What To Do When Foundations Have Walled Themselves Off from Your Organization

Reaching out to foundations that have predetermined your organization is outside their area of interest can be challenging, and doing it wrongly can close doors forever. Private foundations are mandated by law to give away a certain percentage of their assets each year, but they can give their money how, when, and where they choose. That’s why some foundations can have a “give only to preselected charities” policy. It’s their money. As fund-raisers we need to honor the wishes of these “walled-off” foundations. Yet, for the good of our organizations, we find ourselves searching for ways to form relationships with these “potential” donors in hopes of becoming one of their accepted few. As we attempt to span the gap between their giving policy and our need, we have to do so with integrity and delicacy. After all, we’re trying to build a bridge not burn one. A major complaint I have heard from foundation officials over the years is that grant seekers are often either oblivious to a foundation’s established grant eligibility requirements or they ignore those guidelines. Those are both big mistakes. So, what can you do when face to face with a wall built by a foundation to keep organizations like yours out? Is there a way you can make justified and meaningful contact with these grant makers and not violate their rules? The answer is yes. It has been done.
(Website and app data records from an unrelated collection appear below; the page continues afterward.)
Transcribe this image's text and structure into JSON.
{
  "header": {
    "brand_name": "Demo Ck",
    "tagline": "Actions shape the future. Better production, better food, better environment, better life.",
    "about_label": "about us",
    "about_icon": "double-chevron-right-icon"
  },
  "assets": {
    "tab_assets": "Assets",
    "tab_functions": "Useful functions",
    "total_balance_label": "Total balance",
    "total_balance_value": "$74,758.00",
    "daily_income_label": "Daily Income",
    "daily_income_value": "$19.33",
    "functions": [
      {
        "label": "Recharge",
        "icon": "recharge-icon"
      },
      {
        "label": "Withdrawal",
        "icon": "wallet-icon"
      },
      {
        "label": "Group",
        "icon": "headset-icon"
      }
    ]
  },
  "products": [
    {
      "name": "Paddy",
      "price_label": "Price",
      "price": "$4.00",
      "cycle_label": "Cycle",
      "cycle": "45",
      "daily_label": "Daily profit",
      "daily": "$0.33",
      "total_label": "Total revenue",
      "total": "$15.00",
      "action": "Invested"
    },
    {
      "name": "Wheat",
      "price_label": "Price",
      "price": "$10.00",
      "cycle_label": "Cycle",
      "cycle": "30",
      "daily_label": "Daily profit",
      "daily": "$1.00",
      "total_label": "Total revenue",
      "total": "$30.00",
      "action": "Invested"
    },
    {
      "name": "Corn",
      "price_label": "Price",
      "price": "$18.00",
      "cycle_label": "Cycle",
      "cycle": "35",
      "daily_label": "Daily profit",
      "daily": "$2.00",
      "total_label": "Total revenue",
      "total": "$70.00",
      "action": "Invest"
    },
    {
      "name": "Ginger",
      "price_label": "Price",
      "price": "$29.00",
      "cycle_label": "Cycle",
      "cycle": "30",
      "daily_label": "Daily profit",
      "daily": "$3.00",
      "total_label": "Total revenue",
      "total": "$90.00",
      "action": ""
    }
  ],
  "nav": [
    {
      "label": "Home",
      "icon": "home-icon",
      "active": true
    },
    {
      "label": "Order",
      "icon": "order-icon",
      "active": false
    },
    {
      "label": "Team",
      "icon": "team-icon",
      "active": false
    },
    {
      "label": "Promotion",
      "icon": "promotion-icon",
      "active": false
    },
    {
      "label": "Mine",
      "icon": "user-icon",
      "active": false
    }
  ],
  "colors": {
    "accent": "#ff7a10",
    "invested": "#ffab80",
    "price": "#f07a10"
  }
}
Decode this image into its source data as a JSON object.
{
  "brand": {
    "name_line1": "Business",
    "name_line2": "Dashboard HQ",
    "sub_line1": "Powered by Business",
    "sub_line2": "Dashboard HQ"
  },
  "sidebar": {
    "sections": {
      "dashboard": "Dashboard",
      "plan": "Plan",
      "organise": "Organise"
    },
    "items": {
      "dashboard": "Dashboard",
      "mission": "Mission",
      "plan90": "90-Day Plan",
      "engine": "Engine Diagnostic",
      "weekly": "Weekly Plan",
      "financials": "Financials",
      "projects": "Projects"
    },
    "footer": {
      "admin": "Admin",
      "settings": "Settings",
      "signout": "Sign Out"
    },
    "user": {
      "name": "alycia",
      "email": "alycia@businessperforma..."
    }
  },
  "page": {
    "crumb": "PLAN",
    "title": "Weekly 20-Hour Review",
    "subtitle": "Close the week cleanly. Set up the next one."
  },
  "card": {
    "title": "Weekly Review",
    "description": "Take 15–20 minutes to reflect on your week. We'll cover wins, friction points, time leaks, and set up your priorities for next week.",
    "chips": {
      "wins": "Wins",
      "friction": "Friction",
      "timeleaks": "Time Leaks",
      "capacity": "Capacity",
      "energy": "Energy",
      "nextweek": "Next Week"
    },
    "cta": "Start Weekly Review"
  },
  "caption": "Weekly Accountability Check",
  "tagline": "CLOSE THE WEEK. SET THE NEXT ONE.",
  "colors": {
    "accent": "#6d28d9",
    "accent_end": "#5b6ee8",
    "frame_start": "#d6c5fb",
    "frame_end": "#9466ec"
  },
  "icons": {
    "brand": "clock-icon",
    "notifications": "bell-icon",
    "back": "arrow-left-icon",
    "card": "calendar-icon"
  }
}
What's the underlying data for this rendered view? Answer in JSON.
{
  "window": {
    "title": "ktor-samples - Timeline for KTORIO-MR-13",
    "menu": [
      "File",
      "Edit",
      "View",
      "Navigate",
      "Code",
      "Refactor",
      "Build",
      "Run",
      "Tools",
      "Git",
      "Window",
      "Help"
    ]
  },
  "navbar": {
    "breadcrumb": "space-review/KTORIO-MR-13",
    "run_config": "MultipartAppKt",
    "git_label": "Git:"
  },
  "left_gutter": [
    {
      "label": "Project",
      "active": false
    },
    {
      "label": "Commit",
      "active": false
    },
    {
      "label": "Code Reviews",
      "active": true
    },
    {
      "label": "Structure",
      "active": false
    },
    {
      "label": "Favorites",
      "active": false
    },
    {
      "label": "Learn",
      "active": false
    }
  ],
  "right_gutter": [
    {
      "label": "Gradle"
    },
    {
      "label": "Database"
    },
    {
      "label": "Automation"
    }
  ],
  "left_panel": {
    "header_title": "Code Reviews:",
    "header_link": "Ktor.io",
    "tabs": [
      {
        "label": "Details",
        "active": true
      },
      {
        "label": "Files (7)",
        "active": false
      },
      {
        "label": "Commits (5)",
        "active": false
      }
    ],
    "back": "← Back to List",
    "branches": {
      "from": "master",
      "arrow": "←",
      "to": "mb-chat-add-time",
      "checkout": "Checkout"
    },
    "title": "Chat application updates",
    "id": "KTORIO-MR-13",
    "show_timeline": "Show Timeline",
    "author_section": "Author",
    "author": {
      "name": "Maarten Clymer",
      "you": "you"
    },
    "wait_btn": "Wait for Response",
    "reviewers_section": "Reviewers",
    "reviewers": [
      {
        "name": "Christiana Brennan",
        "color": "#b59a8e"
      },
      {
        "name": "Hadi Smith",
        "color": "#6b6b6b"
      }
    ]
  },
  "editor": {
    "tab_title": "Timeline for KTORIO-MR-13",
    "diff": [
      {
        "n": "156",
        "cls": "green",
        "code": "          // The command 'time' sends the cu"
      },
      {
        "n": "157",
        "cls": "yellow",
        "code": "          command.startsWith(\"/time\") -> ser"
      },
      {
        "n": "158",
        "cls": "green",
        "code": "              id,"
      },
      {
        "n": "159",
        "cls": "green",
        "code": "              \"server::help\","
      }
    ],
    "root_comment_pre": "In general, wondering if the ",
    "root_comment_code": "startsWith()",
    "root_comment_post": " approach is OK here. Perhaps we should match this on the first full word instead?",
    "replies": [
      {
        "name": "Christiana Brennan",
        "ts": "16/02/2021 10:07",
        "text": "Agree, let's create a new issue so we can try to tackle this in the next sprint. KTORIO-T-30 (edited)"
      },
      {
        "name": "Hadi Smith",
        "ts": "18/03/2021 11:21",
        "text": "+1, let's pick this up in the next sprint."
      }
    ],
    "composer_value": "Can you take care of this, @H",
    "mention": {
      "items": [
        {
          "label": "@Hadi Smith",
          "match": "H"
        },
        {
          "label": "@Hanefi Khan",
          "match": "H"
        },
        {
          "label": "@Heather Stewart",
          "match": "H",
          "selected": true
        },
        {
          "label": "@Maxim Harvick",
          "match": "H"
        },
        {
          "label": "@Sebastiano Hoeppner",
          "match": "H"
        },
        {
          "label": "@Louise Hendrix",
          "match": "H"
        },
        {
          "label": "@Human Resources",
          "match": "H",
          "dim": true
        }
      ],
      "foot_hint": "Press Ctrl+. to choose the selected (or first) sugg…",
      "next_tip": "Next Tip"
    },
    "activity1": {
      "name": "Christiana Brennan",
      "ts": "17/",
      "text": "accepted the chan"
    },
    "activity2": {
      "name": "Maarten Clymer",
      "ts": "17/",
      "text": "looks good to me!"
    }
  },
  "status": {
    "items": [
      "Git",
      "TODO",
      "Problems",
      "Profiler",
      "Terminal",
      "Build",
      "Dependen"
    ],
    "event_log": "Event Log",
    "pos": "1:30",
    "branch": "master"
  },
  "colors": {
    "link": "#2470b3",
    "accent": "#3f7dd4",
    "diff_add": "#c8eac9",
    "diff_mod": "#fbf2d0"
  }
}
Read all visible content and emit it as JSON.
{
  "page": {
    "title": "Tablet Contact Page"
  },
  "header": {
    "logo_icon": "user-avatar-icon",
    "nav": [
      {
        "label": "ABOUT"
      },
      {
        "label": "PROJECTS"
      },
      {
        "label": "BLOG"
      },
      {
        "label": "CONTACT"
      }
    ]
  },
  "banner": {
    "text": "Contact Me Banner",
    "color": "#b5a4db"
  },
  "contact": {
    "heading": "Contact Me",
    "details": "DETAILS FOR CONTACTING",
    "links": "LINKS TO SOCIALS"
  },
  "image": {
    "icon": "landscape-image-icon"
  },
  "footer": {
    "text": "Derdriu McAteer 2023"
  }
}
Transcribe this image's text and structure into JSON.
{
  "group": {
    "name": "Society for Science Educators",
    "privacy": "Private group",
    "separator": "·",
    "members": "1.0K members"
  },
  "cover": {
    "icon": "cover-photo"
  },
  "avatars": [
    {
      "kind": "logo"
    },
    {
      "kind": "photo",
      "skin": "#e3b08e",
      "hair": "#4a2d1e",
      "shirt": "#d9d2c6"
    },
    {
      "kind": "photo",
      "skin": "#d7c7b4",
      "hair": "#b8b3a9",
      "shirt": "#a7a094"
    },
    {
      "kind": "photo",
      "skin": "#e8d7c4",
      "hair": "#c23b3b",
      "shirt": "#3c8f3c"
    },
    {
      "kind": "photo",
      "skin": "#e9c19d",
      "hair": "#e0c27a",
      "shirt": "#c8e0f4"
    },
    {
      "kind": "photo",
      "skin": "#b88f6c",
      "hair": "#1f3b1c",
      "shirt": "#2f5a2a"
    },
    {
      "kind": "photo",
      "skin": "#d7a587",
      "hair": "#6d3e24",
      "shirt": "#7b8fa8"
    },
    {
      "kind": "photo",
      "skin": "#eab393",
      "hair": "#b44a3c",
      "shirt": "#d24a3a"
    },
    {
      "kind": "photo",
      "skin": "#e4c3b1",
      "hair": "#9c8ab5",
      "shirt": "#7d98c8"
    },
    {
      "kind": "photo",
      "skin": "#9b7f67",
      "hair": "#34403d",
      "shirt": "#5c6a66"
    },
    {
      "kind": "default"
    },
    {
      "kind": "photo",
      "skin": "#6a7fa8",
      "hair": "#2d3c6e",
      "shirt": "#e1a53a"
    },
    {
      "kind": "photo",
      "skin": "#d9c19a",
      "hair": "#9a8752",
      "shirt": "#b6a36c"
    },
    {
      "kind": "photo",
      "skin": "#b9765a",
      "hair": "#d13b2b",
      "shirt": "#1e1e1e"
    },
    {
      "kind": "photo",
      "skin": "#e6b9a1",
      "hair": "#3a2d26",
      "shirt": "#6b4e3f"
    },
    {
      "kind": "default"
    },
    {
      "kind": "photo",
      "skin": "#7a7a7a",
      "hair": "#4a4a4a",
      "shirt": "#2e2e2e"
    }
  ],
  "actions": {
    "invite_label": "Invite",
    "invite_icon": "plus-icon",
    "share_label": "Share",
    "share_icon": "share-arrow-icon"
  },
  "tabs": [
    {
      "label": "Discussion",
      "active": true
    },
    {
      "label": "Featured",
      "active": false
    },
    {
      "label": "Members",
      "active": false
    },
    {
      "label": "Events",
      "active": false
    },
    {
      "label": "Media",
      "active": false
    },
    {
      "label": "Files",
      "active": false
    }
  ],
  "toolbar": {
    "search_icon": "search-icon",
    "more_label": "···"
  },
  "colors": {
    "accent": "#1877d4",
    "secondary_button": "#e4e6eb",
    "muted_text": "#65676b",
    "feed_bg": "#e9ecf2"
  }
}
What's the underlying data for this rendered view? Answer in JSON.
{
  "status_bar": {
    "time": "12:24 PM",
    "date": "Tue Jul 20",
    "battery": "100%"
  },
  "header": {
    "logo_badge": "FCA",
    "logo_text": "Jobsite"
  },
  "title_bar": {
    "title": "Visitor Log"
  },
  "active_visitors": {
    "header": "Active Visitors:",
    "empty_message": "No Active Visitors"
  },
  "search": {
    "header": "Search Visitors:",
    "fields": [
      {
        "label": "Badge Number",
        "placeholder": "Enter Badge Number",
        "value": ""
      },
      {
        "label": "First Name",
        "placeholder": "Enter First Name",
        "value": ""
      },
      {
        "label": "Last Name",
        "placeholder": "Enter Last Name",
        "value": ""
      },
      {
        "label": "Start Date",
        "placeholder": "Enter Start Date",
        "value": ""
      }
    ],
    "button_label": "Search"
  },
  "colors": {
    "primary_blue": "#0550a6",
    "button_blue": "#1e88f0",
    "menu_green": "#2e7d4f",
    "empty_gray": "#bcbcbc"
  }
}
How do you do this? Use Direct Leverage of Key Stakeholder Associations While some grant makers deal only with their favored, preselected charities, even refusing to accept proposals from others, you can be pretty safe in...

Metrics Can Be a Grant Writer’s Nightmare

Let’s pretend you’re the person in a nonprofit organization charged with seeking grants and that your boss is going to hold you accountable to one or more of the following standards. You must get _____ proposals “out the door” every_____. You must get ___­_% of the grants for which you submit proposals approved. You must raise a minimum of $_____ as a result of your grant proposals. I don’t think there could be three more dismaying demands. Using any of these too common absolutist metrics to evaluate a grant seeker’s performance is more than formidable. Depending on how the fill-in-the-blank numbers are determined, it can be flat out damning. Such demands, more often than not, lack a footing in reality. They are unlikely to show even a rudimentary understanding of which grant-making organizations are awarding grants to what initiatives, projects, and organizations. Demands such as these are unlikely to be based on any true market research looking at the way in which grant-making organizations value the purpose to which the requested grant will be put. And this is research that has to be done for each grant-making organization taking into account the operating context of the nonprofit seeking the grant. That is not research which can be done in a half hour on the Internet. It takes time and effort—a lot of time and effort! Too often such demands come out of the poorly informed view that: Success or failure can be measured simply by looking at the “numbers.” Those numbers need to be tough. Grant-proposal writers need to be pushed to “stretch” their goals and increase their effort....